                    I know this from various fine art paper I use and where it is impossible to print to without having the printer calibrated with every paper (separate color profile for every paper, generated with SpyderPrint).

                    • 7. Re: True B&W for Blurb Books
                      Per Berntsen Adobe Community Professional

                      F. McLion wrote:

                      They also were unable to give me a profile of their printer to be able to check/work with it.

                      That should raise a red flag, and the best thing to do would be to find a different printer who can tell you what profile to use.

                       

                      I also had a nightmare experience many years ago, with images having all sorts of casts throughout the book - magenta, cyan and yellow. Some of them even had different casts in shadows and highlights.

                      Just remembered the name of the problem - when you see a color cast using a different light source - metamerism.

                      As pointed out by John Beardsworth, this is much less of a problem with modern inkjet prints - prints from my Epson 9880 change very little when viewed with different light sources. I use the Advanced black & white setting, which uses small amounts of colored ink in addition to the black and gray inks.

                      • 8. Re: True B&W for Blurb Books
                        mattzory Level 1

                        With my Epson I also use the Advanced B&W---works great. I also use a local lab for bigger things and they don't provide ICC's but they do provide awesome service. We know each other and I only see high quality work from them. If it's tricky I bring them a small print as a reference. The only thing they can't get neutral are metal prints. And Per, I had your exact issue when I first tried to reprint my Blurb book locally. The tech person there loved the problem by converting all the B&W files to grayscale in PS. I'd provided them as sRGB jpg.

                        • 9. Re: True B&W for Blurb Books
                          F. McLion Adobe Community Professional & MVP

                          That should raise a red flag, and the best thing to do would be to find a different printer who can tell you what profile to use.

                          In fact, it did. I'm currently trying another print service.

                          Just remembered the name of the problem - when you see a color cast using a different light source - metamerism.

                          Yup. Metamerism was on of the topics we discussed too.

                          • 10. Re: True B&W for Blurb Books
                            thedigitaldog MVP & Adobe Community Professional

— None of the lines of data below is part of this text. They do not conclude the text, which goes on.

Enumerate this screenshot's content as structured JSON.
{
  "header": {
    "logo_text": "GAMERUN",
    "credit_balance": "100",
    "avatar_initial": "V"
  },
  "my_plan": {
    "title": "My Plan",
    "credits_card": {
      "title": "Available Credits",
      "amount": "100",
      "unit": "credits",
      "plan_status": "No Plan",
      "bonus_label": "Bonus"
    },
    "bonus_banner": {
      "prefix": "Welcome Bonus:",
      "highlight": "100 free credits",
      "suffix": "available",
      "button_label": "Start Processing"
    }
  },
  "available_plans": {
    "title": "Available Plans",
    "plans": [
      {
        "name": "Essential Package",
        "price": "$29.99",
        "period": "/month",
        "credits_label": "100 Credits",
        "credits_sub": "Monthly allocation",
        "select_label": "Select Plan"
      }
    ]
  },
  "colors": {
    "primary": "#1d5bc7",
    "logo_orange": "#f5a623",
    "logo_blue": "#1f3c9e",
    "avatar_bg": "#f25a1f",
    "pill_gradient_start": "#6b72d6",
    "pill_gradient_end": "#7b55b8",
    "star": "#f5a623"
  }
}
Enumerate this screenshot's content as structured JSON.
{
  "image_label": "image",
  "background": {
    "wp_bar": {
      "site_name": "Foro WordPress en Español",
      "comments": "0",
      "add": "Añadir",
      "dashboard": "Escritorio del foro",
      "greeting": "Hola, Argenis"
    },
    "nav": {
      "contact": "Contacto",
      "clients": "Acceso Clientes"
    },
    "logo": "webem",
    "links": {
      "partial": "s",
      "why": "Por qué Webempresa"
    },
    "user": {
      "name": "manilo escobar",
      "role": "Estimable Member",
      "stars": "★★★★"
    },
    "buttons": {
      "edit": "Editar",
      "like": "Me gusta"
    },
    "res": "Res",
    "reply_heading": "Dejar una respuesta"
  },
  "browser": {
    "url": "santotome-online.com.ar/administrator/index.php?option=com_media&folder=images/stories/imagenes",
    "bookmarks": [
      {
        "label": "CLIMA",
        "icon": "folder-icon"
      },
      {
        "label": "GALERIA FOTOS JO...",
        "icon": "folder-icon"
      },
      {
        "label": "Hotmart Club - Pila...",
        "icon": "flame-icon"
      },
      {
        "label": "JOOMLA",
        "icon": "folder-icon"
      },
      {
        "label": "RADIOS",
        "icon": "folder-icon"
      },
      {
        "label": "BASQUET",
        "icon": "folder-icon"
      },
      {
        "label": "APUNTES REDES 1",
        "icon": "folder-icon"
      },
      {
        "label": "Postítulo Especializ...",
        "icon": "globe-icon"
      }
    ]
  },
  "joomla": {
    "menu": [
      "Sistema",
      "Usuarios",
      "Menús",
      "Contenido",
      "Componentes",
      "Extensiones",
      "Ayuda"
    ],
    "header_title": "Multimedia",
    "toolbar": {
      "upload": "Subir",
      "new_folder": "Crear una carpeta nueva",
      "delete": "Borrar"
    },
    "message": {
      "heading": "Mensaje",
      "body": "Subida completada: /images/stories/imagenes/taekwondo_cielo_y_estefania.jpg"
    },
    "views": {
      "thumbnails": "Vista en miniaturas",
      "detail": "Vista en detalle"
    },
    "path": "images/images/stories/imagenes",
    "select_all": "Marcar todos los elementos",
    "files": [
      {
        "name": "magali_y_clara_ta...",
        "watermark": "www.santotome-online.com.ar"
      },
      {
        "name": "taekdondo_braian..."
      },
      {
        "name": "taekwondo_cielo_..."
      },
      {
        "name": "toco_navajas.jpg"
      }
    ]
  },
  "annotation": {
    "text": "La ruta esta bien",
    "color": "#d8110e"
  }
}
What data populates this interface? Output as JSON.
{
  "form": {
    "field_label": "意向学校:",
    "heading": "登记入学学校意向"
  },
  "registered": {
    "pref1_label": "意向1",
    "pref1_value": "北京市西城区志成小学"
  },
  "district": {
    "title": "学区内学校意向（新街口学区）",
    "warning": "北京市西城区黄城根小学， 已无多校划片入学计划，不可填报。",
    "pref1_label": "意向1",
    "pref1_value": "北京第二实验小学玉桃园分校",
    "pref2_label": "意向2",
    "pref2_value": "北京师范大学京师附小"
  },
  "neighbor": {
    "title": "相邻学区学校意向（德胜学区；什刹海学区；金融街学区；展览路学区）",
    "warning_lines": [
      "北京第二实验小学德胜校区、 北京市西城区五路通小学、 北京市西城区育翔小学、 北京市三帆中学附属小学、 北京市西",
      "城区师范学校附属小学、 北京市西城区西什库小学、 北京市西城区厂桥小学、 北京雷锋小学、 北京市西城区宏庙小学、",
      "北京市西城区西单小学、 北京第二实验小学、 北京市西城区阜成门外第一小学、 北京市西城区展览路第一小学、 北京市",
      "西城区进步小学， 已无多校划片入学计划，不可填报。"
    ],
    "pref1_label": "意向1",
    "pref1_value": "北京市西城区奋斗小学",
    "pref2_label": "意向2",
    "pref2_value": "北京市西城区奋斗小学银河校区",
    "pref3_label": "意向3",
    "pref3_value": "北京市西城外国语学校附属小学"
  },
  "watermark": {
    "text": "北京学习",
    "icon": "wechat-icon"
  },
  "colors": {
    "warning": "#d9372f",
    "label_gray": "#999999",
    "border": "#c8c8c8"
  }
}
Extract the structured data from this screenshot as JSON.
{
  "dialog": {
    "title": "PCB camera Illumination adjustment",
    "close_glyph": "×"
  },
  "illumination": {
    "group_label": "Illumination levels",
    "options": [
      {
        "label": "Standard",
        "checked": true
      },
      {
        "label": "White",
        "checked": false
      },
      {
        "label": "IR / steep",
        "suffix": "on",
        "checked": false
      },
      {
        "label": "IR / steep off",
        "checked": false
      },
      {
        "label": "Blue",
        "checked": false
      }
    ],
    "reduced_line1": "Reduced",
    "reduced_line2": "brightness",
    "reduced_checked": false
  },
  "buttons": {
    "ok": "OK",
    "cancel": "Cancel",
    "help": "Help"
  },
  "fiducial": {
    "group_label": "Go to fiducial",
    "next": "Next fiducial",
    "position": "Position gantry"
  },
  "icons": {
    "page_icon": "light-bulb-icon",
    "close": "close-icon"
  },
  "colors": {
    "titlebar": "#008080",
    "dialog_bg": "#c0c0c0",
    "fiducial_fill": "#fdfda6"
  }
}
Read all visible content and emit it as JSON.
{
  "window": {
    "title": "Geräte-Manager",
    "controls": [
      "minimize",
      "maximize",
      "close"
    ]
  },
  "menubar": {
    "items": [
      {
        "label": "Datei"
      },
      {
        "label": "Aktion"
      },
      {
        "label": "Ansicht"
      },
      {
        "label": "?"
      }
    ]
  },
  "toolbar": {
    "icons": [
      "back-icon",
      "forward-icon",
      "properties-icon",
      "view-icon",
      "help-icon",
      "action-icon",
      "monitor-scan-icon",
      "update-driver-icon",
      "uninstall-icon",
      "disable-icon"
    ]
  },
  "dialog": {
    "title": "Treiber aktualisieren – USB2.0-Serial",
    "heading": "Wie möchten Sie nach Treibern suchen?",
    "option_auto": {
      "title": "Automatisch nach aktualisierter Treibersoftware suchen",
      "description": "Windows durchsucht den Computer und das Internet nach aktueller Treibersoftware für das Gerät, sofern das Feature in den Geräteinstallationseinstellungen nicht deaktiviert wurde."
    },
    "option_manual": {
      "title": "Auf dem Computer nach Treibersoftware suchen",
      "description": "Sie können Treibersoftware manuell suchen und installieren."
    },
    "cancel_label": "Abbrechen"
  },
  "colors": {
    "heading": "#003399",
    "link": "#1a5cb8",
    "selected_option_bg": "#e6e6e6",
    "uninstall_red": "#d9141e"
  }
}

                            First off, you'll NEVER get a totally neutral B&W from Blurb or for that matter, any digital press and not on the Indigo! Not until at the very least, HP fixes their screening issues. Build a page with just Lstar 50 across it, make a print from an Indigo with the best quality custom ICC output profile, you'll see the color shift across the page in a regular pattern. There's absolutely nothing anyone but HP can do about this. If you want dead nuts neutral output, from a digital process,  you'll need something like the Epson using either it's Advanced B&W mode which uses less inks or a 3rd party print driver like ImagePrint that's been designed for this task.

                             

                            Next, this isn't metamerism! It's possibly metameric failure and due to the screening issues discussed above, even if it were, you'd see a shift of color anyway. Metamerism is simple: two (2) samples with different spectra compared to each other with a given set of viewing conditions, produce a match. Metamerism only applies to two color patches when they are compared. It is not correct to refer to one color from a given ink or paper and say that it suffers from metamerism. A "meterameric pair of color patches" means that they appear to match under a given illuminant. However, they may not appear to match under another illuminant. Metamers ("metameric stimuli") by definition are two different spectrums that appear to be the same color. If they don't look the same color, they are not metamers. Metamerism is not a fault in a given color reproduction system.  Metamerism is a good thing.